Work to complete
Copy every record below exactly as it stands.

Web page and app entries
____________
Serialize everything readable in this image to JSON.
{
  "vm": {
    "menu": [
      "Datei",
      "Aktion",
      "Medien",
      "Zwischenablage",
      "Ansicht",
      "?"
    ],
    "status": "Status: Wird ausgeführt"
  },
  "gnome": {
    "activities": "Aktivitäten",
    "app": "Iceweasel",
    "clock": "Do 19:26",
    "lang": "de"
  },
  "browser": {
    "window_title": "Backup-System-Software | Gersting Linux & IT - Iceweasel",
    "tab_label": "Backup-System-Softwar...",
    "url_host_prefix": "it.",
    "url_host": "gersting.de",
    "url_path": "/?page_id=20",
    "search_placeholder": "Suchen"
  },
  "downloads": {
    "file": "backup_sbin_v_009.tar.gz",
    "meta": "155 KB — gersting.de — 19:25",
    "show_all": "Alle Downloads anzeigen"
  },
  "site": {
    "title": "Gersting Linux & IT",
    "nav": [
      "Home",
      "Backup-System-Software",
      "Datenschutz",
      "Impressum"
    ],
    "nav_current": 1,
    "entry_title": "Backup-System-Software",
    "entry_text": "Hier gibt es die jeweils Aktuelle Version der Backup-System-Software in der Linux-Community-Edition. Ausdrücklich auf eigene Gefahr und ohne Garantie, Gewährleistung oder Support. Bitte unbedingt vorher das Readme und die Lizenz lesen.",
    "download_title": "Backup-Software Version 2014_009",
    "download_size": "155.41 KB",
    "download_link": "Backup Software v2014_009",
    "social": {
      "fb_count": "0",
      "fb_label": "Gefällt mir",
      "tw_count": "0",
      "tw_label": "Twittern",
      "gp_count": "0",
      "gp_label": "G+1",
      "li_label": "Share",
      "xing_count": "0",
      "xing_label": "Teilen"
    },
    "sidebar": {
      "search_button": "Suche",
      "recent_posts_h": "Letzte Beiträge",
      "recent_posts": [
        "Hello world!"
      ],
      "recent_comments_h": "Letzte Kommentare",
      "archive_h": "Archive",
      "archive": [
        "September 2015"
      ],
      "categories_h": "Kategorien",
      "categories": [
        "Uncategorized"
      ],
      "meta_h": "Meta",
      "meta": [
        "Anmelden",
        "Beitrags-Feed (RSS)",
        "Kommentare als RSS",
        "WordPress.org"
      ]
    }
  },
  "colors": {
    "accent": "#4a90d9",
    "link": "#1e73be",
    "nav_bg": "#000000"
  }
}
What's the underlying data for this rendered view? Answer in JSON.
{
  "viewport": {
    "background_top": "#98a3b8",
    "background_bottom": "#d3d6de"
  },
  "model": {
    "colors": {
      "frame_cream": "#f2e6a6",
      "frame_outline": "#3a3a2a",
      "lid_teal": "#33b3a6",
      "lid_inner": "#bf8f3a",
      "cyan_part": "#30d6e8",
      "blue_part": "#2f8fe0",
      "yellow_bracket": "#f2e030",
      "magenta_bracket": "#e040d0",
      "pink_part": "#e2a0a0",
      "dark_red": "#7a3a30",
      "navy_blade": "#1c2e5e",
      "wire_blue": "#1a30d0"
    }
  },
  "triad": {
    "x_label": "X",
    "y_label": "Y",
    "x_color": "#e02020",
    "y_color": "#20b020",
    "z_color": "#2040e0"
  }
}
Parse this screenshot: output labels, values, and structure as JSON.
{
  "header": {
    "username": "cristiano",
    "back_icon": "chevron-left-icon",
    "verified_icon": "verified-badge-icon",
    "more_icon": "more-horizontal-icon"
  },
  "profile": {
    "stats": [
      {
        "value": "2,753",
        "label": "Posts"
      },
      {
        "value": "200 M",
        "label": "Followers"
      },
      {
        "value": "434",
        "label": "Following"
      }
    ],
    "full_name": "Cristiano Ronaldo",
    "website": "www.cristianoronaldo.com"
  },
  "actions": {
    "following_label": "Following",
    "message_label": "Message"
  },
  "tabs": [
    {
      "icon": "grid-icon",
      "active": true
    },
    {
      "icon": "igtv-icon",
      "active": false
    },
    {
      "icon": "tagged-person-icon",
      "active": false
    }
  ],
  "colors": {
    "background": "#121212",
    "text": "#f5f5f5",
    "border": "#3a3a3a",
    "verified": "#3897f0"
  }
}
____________
Result for this exercise
Serialize everything readable in this image to JSON.
{
  "vm": {
    "menu": [
      "Datei",
      "Aktion",
      "Medien",
      "Zwischenablage",
      "Ansicht",
      "?"
    ],
    "status": "Status: Wird ausgeführt"
  },
  "gnome": {
    "activities": "Aktivitäten",
    "app": "Iceweasel",
    "clock": "Do 19:26",
    "lang": "de"
  },
  "browser": {
    "window_title": "Backup-System-Software | Gersting Linux & IT - Iceweasel",
    "tab_label": "Backup-System-Softwar...",
    "url_host_prefix": "it.",
    "url_host": "gersting.de",
    "url_path": "/?page_id=20",
    "search_placeholder": "Suchen"
  },
  "downloads": {
    "file": "backup_sbin_v_009.tar.gz",
    "meta": "155 KB — gersting.de — 19:25",
    "show_all": "Alle Downloads anzeigen"
  },
  "site": {
    "title": "Gersting Linux & IT",
    "nav": [
      "Home",
      "Backup-System-Software",
      "Datenschutz",
      "Impressum"
    ],
    "nav_current": 1,
    "entry_title": "Backup-System-Software",
    "entry_text": "Hier gibt es die jeweils Aktuelle Version der Backup-System-Software in der Linux-Community-Edition. Ausdrücklich auf eigene Gefahr und ohne Garantie, Gewährleistung oder Support. Bitte unbedingt vorher das Readme und die Lizenz lesen.",
    "download_title": "Backup-Software Version 2014_009",
    "download_size": "155.41 KB",
    "download_link": "Backup Software v2014_009",
    "social": {
      "fb_count": "0",
      "fb_label": "Gefällt mir",
      "tw_count": "0",
      "tw_label": "Twittern",
      "gp_count": "0",
      "gp_label": "G+1",
      "li_label": "Share",
      "xing_count": "0",
      "xing_label": "Teilen"
    },
    "sidebar": {
      "search_button": "Suche",
      "recent_posts_h": "Letzte Beiträge",
      "recent_posts": [
        "Hello world!"
      ],
      "recent_comments_h": "Letzte Kommentare",
      "archive_h": "Archive",
      "archive": [
        "September 2015"
      ],
      "categories_h": "Kategorien",
      "categories": [
        "Uncategorized"
      ],
      "meta_h": "Meta",
      "meta": [
        "Anmelden",
        "Beitrags-Feed (RSS)",
        "Kommentare als RSS",
        "WordPress.org"
      ]
    }
  },
  "colors": {
    "accent": "#4a90d9",
    "link": "#1e73be",
    "nav_bg": "#000000"
  }
}
What's the underlying data for this rendered view? Answer in JSON.
{
  "viewport": {
    "background_top": "#98a3b8",
    "background_bottom": "#d3d6de"
  },
  "model": {
    "colors": {
      "frame_cream": "#f2e6a6",
      "frame_outline": "#3a3a2a",
      "lid_teal": "#33b3a6",
      "lid_inner": "#bf8f3a",
      "cyan_part": "#30d6e8",
      "blue_part": "#2f8fe0",
      "yellow_bracket": "#f2e030",
      "magenta_bracket": "#e040d0",
      "pink_part": "#e2a0a0",
      "dark_red": "#7a3a30",
      "navy_blade": "#1c2e5e",
      "wire_blue": "#1a30d0"
    }
  },
  "triad": {
    "x_label": "X",
    "y_label": "Y",
    "x_color": "#e02020",
    "y_color": "#20b020",
    "z_color": "#2040e0"
  }
}
Parse this screenshot: output labels, values, and structure as JSON.
{
  "header": {
    "username": "cristiano",
    "back_icon": "chevron-left-icon",
    "verified_icon": "verified-badge-icon",
    "more_icon": "more-horizontal-icon"
  },
  "profile": {
    "stats": [
      {
        "value": "2,753",
        "label": "Posts"
      },
      {
        "value": "200 M",
        "label": "Followers"
      },
      {
        "value": "434",
        "label": "Following"
      }
    ],
    "full_name": "Cristiano Ronaldo",
    "website": "www.cristianoronaldo.com"
  },
  "actions": {
    "following_label": "Following",
    "message_label": "Message"
  },
  "tabs": [
    {
      "icon": "grid-icon",
      "active": true
    },
    {
      "icon": "igtv-icon",
      "active": false
    },
    {
      "icon": "tagged-person-icon",
      "active": false
    }
  ],
  "colors": {
    "background": "#121212",
    "text": "#f5f5f5",
    "border": "#3a3a3a",
    "verified": "#3897f0"
  }
}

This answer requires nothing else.